Figure 2 Multiple resinous cankers seen on Hemlock

Tree Disease – Our Latest Threat

We seem to be being bombarded with the threat of disease currently. For humans it is Covid-19, for birds it is the most significant outbreak of Avian Flu our country has seen, and for our countryside, whilst still being ravaged by Ash Dieback, it is the latest disease threat in the form of Phytophthora pluvialis.

What is this, which trees does it affect, and what is its current status? I hope my article can shed a bit of light on what I fear is the latest in our battle against disease:

An overview of Phytophthora pluvialis

Pluvialis represents the newest plant health threat to forestry in the United Kingdom having been discovered in Cornwall in September of 2021. The disease was seen to be affecting mature Douglas fir and Western hemlock.

Following this discovery further surveillance was carried out and the disease was found to have spread through Devon, Cumbria, and even to one site in the north west of Scotland. As is often the case with these diseases, by the time they are found, it can be years after they’ve first entered the country and we are then in the game of catchup to work out its actual status.

Symptoms of Phytophthora pluvialis

The symptoms of Phytophthora pluvialis are still not fully understood due to the disease only being recently discovered in the UK. Currently it is known that it can cause needle cast, shoot dieback, and lesions on the stem, branches, and roots. These symptoms are not dissimilar from what we’d look for when identifying Phytophthora ramorum in our woodlands. In the case of ramorum we would expect to see lesions form on the bark of the tree and for the tree to be oozing a dark fluid.

Understanding the impacts on forests and woodlands from Phytophthora pluvialis

The threat of pluvialis should not be understated. It has the potential to be a significant threat to our woodlands across the country. The UK Plant Health Risk Register (which is a fantastic tool for researching pests and diseases) helps us understand the threats of this disease a little more.

The register breaks out the threat of the disease into a mitigated and unmitigated scenario which allows us to understand how the impacts of proactive forest management and effective policy decisions can slow the spread and decrease the effects of the disease.

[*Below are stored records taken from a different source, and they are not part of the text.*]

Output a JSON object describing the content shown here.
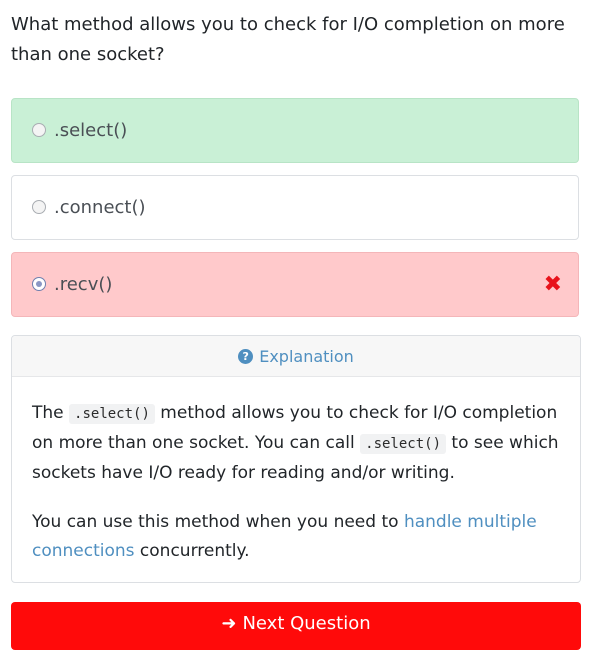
{
  "question": {
    "text": "What method allows you to check for I/O completion on more than one socket?"
  },
  "options": [
    {
      "label": ".select()",
      "state": "correct",
      "selected": false
    },
    {
      "label": ".connect()",
      "state": "neutral",
      "selected": false
    },
    {
      "label": ".recv()",
      "state": "wrong",
      "selected": true,
      "mark": "✖"
    }
  ],
  "explanation": {
    "header_label": "Explanation",
    "p1_a": "The ",
    "p1_code1": ".select()",
    "p1_b": " method allows you to check for I/O completion on more than one socket. You can call ",
    "p1_code2": ".select()",
    "p1_c": " to see which sockets have I/O ready for reading and/or writing.",
    "p2_a": "You can use this method when you need to ",
    "p2_link": "handle multiple connections",
    "p2_b": " concurrently."
  },
  "next_button": {
    "label": "Next Question",
    "icon": "arrow-right-icon"
  },
  "colors": {
    "correct_bg": "#c9f0d6",
    "wrong_bg": "#ffc9cb",
    "accent_link": "#4f8fc0",
    "button_bg": "#ff0a0a",
    "wrong_mark": "#e8121b"
  }
}
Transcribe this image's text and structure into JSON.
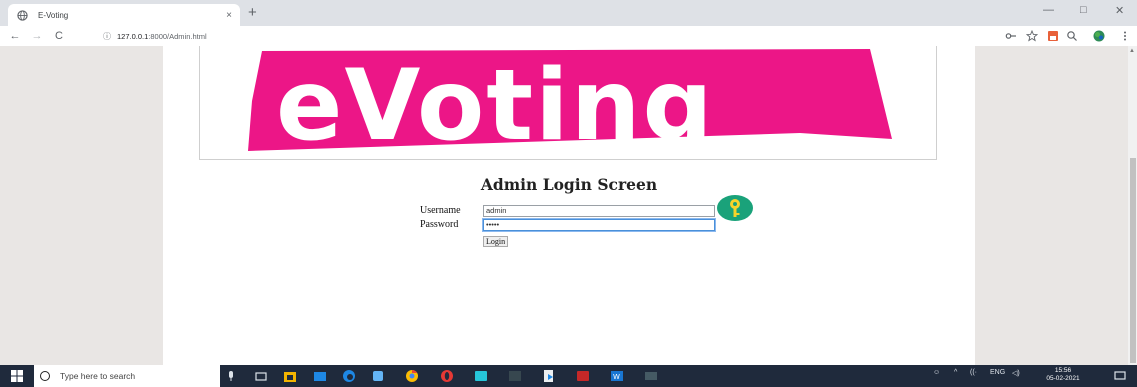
{
  "browser": {
    "tab_title": "E-Voting",
    "tab_close": "×",
    "new_tab": "+",
    "url_host": "127.0.0.1",
    "url_path": ":8000/Admin.html",
    "info_icon": "ⓘ",
    "back": "←",
    "forward": "→",
    "reload": "C",
    "minimize": "—",
    "restore": "□",
    "close": "✕"
  },
  "page": {
    "logo_text": "eVoting",
    "heading": "Admin Login Screen",
    "username_label": "Username",
    "username_value": "admin",
    "password_label": "Password",
    "password_value": "•••••",
    "login_button": "Login"
  },
  "taskbar": {
    "search_placeholder": "Type here to search",
    "time": "15:56",
    "date": "05-02-2021"
  },
  "colors": {
    "logo_pink": "#ec1687",
    "key_green": "#1aa27a",
    "key_yellow": "#f6d32b"
  }
}
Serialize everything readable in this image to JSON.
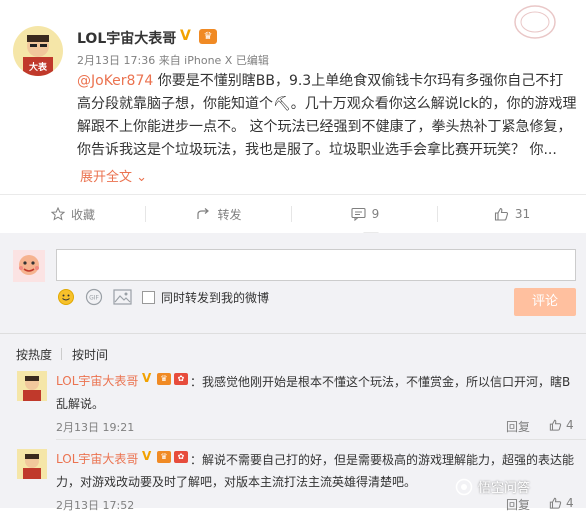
{
  "post": {
    "username": "LOL宇宙大表哥",
    "v_badge": "V",
    "meta": "2月13日 17:36 来自 iPhone X  已编辑",
    "mention": "@JoKer874",
    "content_text": " 你要是不懂别瞎BB，9.3上单绝食双偷钱卡尔玛有多强你自己不打高分段就靠脑子想，你能知道个⛏。几十万观众看你这么解说lck的，你的游戏理解跟不上你能进步一点不。 这个玩法已经强到不健康了，拳头热补丁紧急修复，你告诉我这是个垃圾玩法，我也是服了。垃圾职业选手会拿比赛开玩笑？ 你...",
    "expand_label": "展开全文 ⌄"
  },
  "actions": {
    "favorite_label": "收藏",
    "forward_label": "转发",
    "comment_count": "9",
    "like_count": "31"
  },
  "comment_box": {
    "forward_also_label": "同时转发到我的微博",
    "submit_label": "评论"
  },
  "sort": {
    "by_hot": "按热度",
    "by_time": "按时间"
  },
  "comments": [
    {
      "name": "LOL宇宙大表哥",
      "text": "：我感觉他刚开始是根本不懂这个玩法，不懂赏金，所以信口开河，瞎B乱解说。",
      "time": "2月13日 19:21",
      "reply_label": "回复",
      "likes": "4"
    },
    {
      "name": "LOL宇宙大表哥",
      "text": "：解说不需要自己打的好，但是需要极高的游戏理解能力，超强的表达能力，对游戏改动要及时了解吧，对版本主流打法主流英雄得清楚吧。",
      "time": "2月13日 17:52",
      "reply_label": "回复",
      "likes": "4"
    }
  ],
  "watermark": "悟空问答",
  "colors": {
    "accent": "#eb7350",
    "submit_bg": "#ffc09f",
    "comments_bg": "#f2f2f5",
    "vip_badge": "#f08a24"
  }
}
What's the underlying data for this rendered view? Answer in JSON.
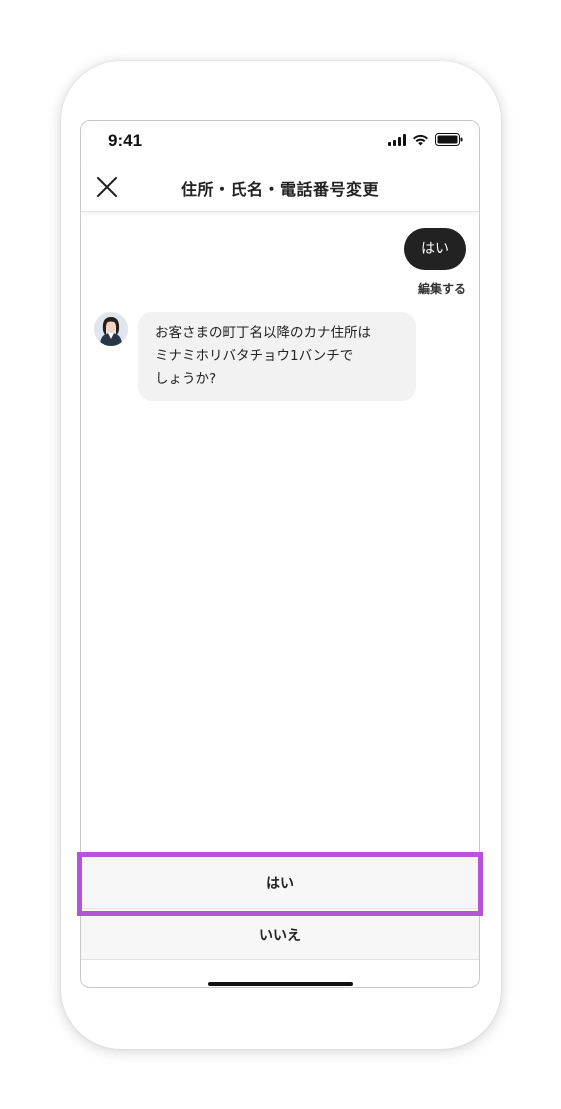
{
  "status_bar": {
    "time": "9:41"
  },
  "header": {
    "title": "住所・氏名・電話番号変更"
  },
  "chat": {
    "user_message": "はい",
    "edit_label": "編集する",
    "bot_message": "お客さまの町丁名以降のカナ住所は\nミナミホリバタチョウ1バンチで\nしょうか?"
  },
  "options": {
    "yes_label": "はい",
    "no_label": "いいえ"
  },
  "colors": {
    "highlight": "#b554d6",
    "user_bubble": "#222222",
    "bot_bubble": "#f2f2f2"
  },
  "icons": [
    "close-icon",
    "signal-icon",
    "wifi-icon",
    "battery-icon",
    "avatar"
  ]
}
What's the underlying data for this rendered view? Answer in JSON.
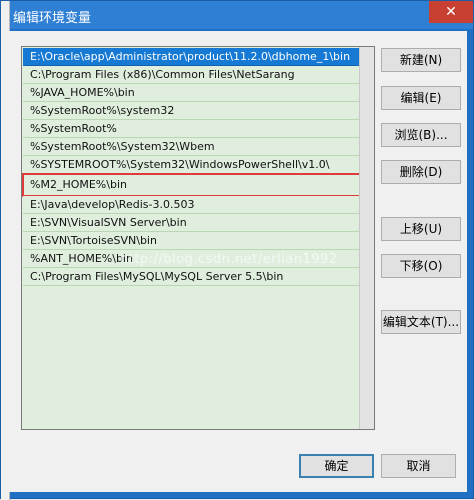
{
  "window": {
    "title": "编辑环境变量",
    "close_label": "✕"
  },
  "list": {
    "items": [
      {
        "text": "E:\\Oracle\\app\\Administrator\\product\\11.2.0\\dbhome_1\\bin",
        "selected": true
      },
      {
        "text": "C:\\Program Files (x86)\\Common Files\\NetSarang"
      },
      {
        "text": "%JAVA_HOME%\\bin"
      },
      {
        "text": "%SystemRoot%\\system32"
      },
      {
        "text": "%SystemRoot%"
      },
      {
        "text": "%SystemRoot%\\System32\\Wbem"
      },
      {
        "text": "%SYSTEMROOT%\\System32\\WindowsPowerShell\\v1.0\\"
      },
      {
        "text": "%M2_HOME%\\bin",
        "highlight": true
      },
      {
        "text": "E:\\Java\\develop\\Redis-3.0.503"
      },
      {
        "text": "E:\\SVN\\VisualSVN Server\\bin"
      },
      {
        "text": "E:\\SVN\\TortoiseSVN\\bin"
      },
      {
        "text": "%ANT_HOME%\\bin"
      },
      {
        "text": "C:\\Program Files\\MySQL\\MySQL Server 5.5\\bin"
      }
    ],
    "watermark": "http://blog.csdn.net/erlian1992"
  },
  "buttons": {
    "new": "新建(N)",
    "edit": "编辑(E)",
    "browse": "浏览(B)...",
    "delete": "删除(D)",
    "move_up": "上移(U)",
    "move_down": "下移(O)",
    "edit_text": "编辑文本(T)...",
    "ok": "确定",
    "cancel": "取消"
  }
}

If we first look at the unmitigated scenario, we notice that the risk of entry and establishment have increased. However, these are somewhat redundant markers now as we know the disease has already entered and become established in the UK. The impact of Phytophthora pluvialis is measured through a triad of factors, economic, environmental, and social. This seeks to encompass the value trees provide in three broad strokes. Notably the social impact of Pluvialis is rated at only a ‘2’ which shows it is not viewed as a significant risk to animal or human health. The value at risk is a metric for the value of the industries at risk from this pest in the UK, here it’s shown as a ‘5’, the highest it can be. This is most likely because the disease primarily targets commercially-oriented species and would impact on the timber supply chain.

All the scores add together to give a final UK Relative Risk Rating of 60 out of 125. This demonstrates that there is a threat of this disease-causing considerable damage in the UK, but when we compare it with the mitigated UK Relative Risk Rating of 40, we can see that there is work we can do to improve the damage possible.

Action to reduce Phytophthora pluvialis

As it currently stands, the only proposed action is research, but it is likely that, as the disease begins to spread, we will see further responses coming into place including regulation in the form of SPHNs (Statutory Plant Health Notices) or publicity to alter the public’s knowledge of the disease and seek their help in identifying its spread. This is an approach that has been used numerous times with plant health concerns.


As Forest Managers we must continue to be observant and cautious about our approach moving forward. We know the disease targets alternative conifers including Western hemlock, Douglas fir, Radiata pine, and possibly more and we should continue to pay attention to putting the most suitable tree in the best place whilst considering pests and diseases. Choosing the most suitable tree species will alleviate stress from the tree and minimise its risk of catching any pest or disease.

Phytophthora pluvialis lesions on a tree stem

Phytophthora pluvialis lesions on a tree stem Crown Copyright, courtesy Forestry Commission (Accessed: 20/12/2021), licensed under the Open Government Licence

Figure 2 Multiple resinous cankers seen on Hemlock

Figure 2 Multiple resinous cankers seen on Hemlock Crown Copyright, courtesy Forestry Commission (October 2021), licensed under the Open Government Licence